This is part of a running series for #IWD2021. We sat down with women leaders across the industry for a Q&A to get their insights on the state of women in cybersecurity. Recognize Women Leaders in the 2021 Tech Ascension Awards.
Poornima DeBolle, Co-founder and Chief Product Officer, Menlo Security:
How has the women workforce in cyber security evolved over recent years? Where is it heading?
A decade ago, security was about connecting and accessing good/bad content. The industry was much more product oriented and security know-how was focused on network and application stack rather than familiarity with the threat landscape. In recent years, with the rise of financially motivated and nation state cyber adversaries, the market has shifted to focus more on threat research and intricate knowledge of the adversaries. With this shift, and the predominance of men in the threat research community, women have lost ground in cybersecurity. Where we previously saw a product approach to security, I expect the next generation of security leaders will be those who know what China, Russia, or other nation-state actors are up to on a daily basis.
What advice would you give to young women looking to enter into cyber security?

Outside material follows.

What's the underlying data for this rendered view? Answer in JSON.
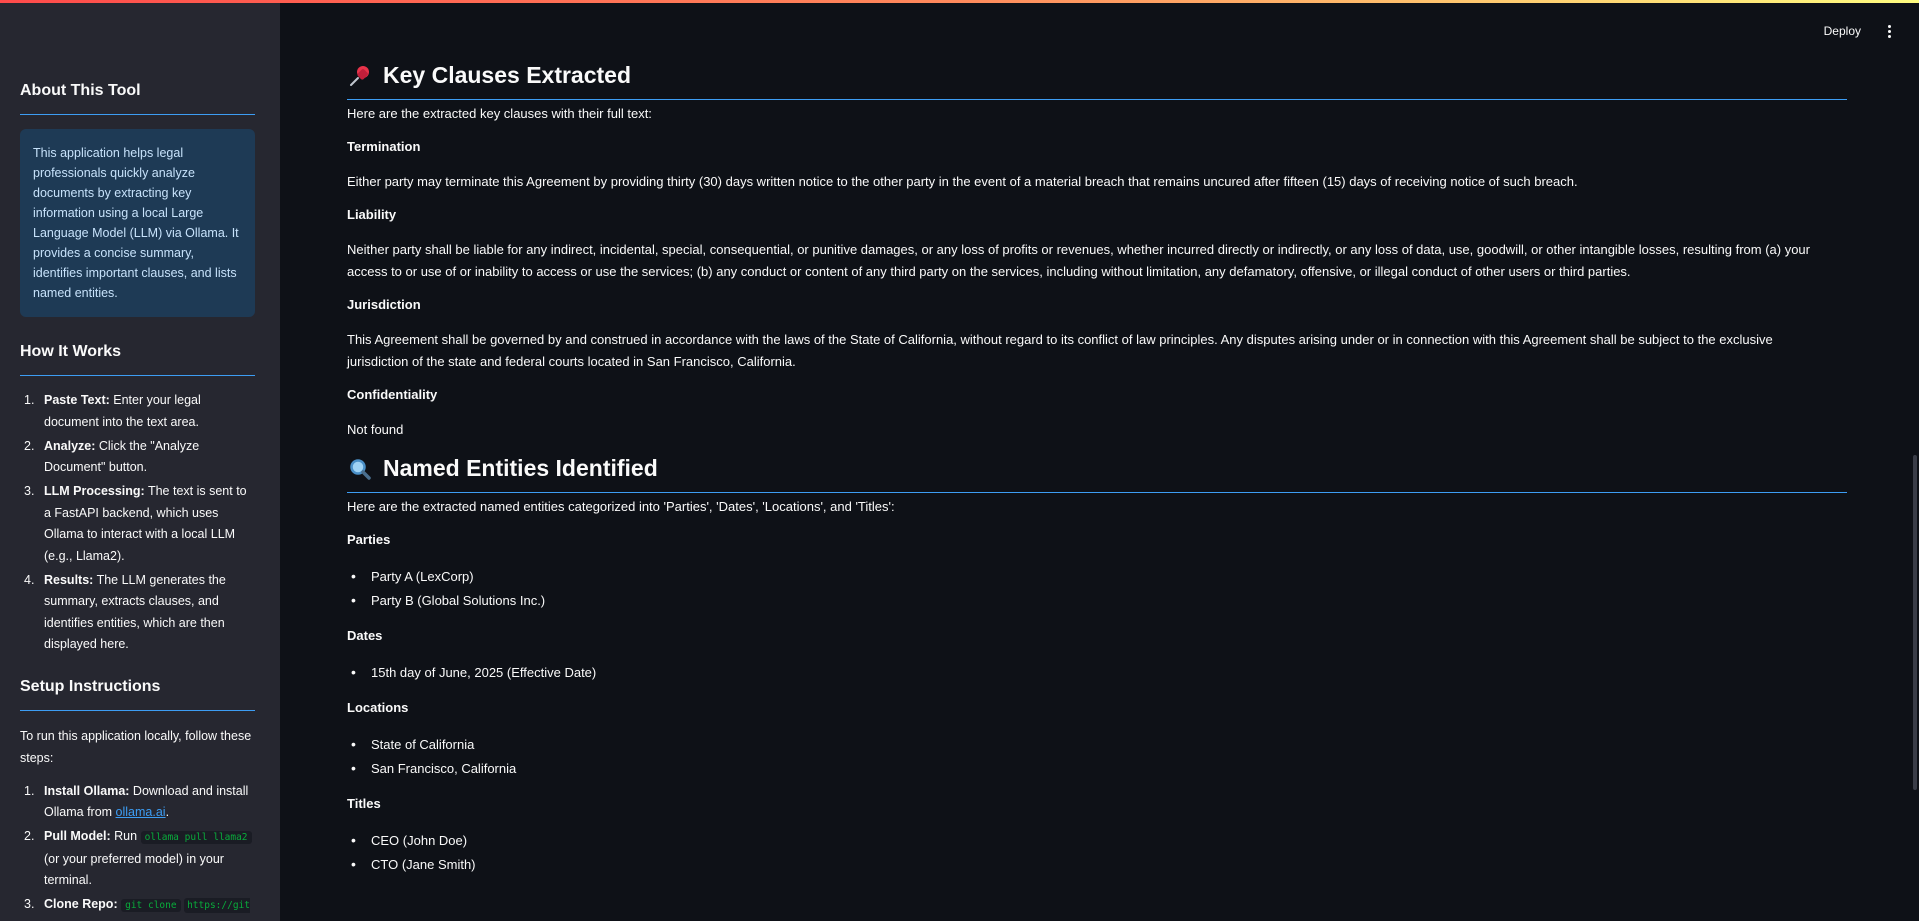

When I talk to women looking to enter the field of cyber security, I point them to three key considerations for success:
Recognize that women empowerment can come from both men and women. I wouldn’t be where I am without my husband’s support. Men - whether they are your partner, colleague or mentor - can be strong advocates in progressing your agenda, so partner with them.
Don’t be afraid to ask questions and speak your mind. There’s no such thing as a stupid question, so don’t stay silent. Voice your questions and participate in the discussion.
Be confident, focus on the content and get the message right. Once you have the engagement from your audience, delve into the details and bring them along.
How can we get more women involved in cyber security?
At the end of the day, getting women involved in cybersecurity is a pipeline problem, which means you have to catch it early in the cycle. Growing up in India with a woman Prime Minister, I internalized that men and women can both be Prime Ministers - that was a powerful image for thousands of young girls. There is a clear psychological impact of having women leaders that mitigates the "imposter syndrome" that women often encounter in cybersecurity and engineering in general. The bottom line is that girls need strong women role models growing up and throughout their career to show them the glass ceiling can be broken and encourage them to reach even further.
Once you get to a certain level of seniority within the security industry, there’s almost no female representation, especially in engineering and product management, and nearly 99% of the time I’m the only woman in my meetings. There are probably women who are on the cusp of being ready for leadership, but how do you mentor them to bring them to the next level? The key is recognizing that cultural change starts from the top and implementing programs that provide a platform for underrepresented voices.